At this juncture, whatever blunt point Laughs was making is lost amidst swashbuckling as Gwynplaine makes his escape from Sliding Albion. Does his tale end happily and conveniently? Of course. Where would the power be in tragedy? But, Gwynplaine's dog does rather awesomely exsanguinate a villain with his teeth—and I may not have much use for it, but Laughs isn't a terrible movie.
Neither is it good. Laughs offers some memorable images, but their impact fades. It promises an interesting character study but is too gauzy to really get under Gwynplaine's skin. It has sexuality that was brazen for its time, but was rapidly superseded. Its action climax is innervating enough, but not a fraction of what could be obtained from any given Buster Keaton or Douglas Fairbanks joint. (We are also left to wonder, astonished, when exactly Gwynplaine became a master swordsman, in yet another failure of Laughs' cobbled-together script.)
Ultimately, the decision to tell a story as brittle as Gwynplaine's as a Gothic-romantic fable was a mistake. Even producing it as an almost entirely silent film might not have really been to its advantage. For though the silent form's dreamlike nature sometimes lends cover to Laughs' plausibility problems, it also forfeits the nuance of spoken language, and Gwynplaine's pathology is a nuanced one indeed. The immobility of the camera that would have been forced upon the production need not have been a burden to a film that already should have been smaller than it is, and surely somehow they could have sidestepped Veidt's enforced muteness behind his prosthetic. I even have cause to wonder if color, namely red-green Technicolor, might have rescued Laughs by generating an atmosphere of wrongness that, in Leni's mere gestures toward expressionism, never coheres about the proceedings. In any event, without such atmosphere, Laughs really is just a historically-inaccurate, mildly-diverting cartoon, and even Disney's own deeply flawed Hugo adaptation is better.
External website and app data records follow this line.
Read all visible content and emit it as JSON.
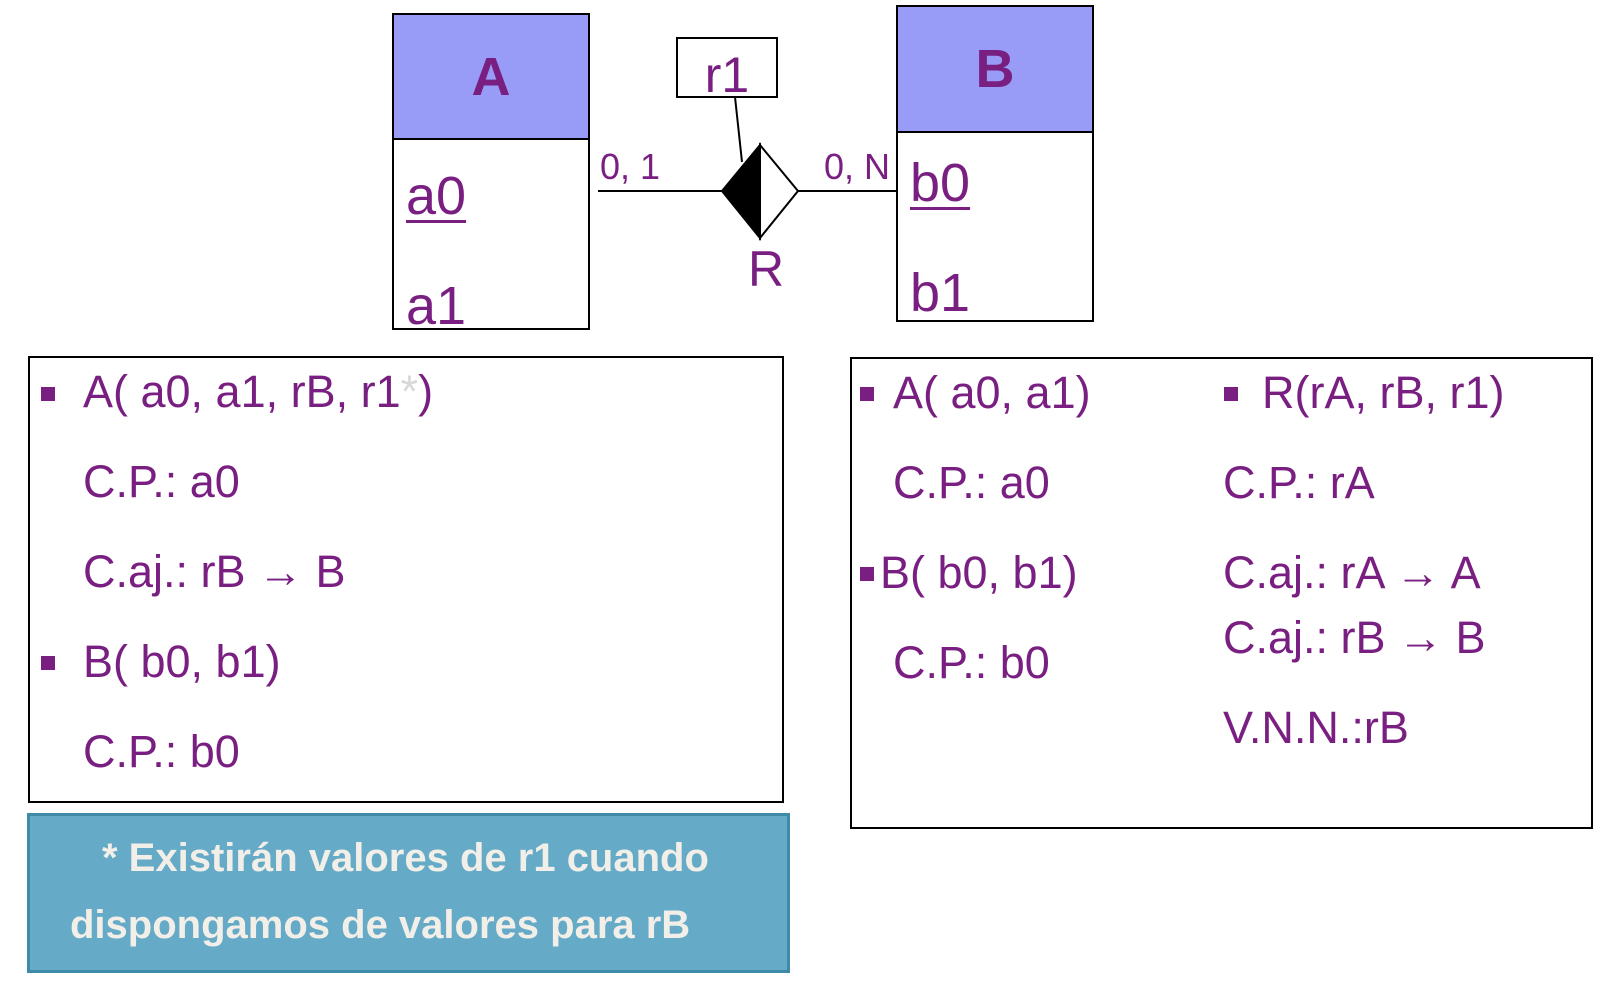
{
  "diagram": {
    "entity_a": {
      "name": "A",
      "attrs": [
        "a0",
        "a1"
      ]
    },
    "entity_b": {
      "name": "B",
      "attrs": [
        "b0",
        "b1"
      ]
    },
    "relationship": {
      "name": "R",
      "attribute": "r1",
      "card_a": "0, 1",
      "card_b": "0, N"
    }
  },
  "left_panel": {
    "a_prefix": "A( a0, a1, rB, r1",
    "a_star": "*",
    "a_suffix": ")",
    "a_pk": "C.P.: a0",
    "a_fk": "C.aj.: rB → B",
    "b_rel": "B( b0, b1)",
    "b_pk": "C.P.: b0"
  },
  "right_panel": {
    "a_rel": "A( a0, a1)",
    "a_pk": "C.P.: a0",
    "b_rel": "B( b0, b1)",
    "b_pk": "C.P.: b0",
    "r_rel": "R(rA, rB, r1)",
    "r_pk": "C.P.: rA",
    "r_fk1": "C.aj.: rA → A",
    "r_fk2": "C.aj.: rB → B",
    "r_vnn": "V.N.N.:rB"
  },
  "note": {
    "line1": "* Existirán valores de r1 cuando",
    "line2": "dispongamos de valores para rB"
  },
  "colors": {
    "text": "#7a1f82",
    "entity_header": "#999cf7",
    "note_bg": "#65aac7",
    "note_text": "#f2eee8"
  }
}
Yet for all that its direction is merely adequate, The Man Who Laughs may well be exactly what they tell you it is: Paul Leni's very best film. We'll see if Leni can top himself next time, by making a movie I actually enjoyed.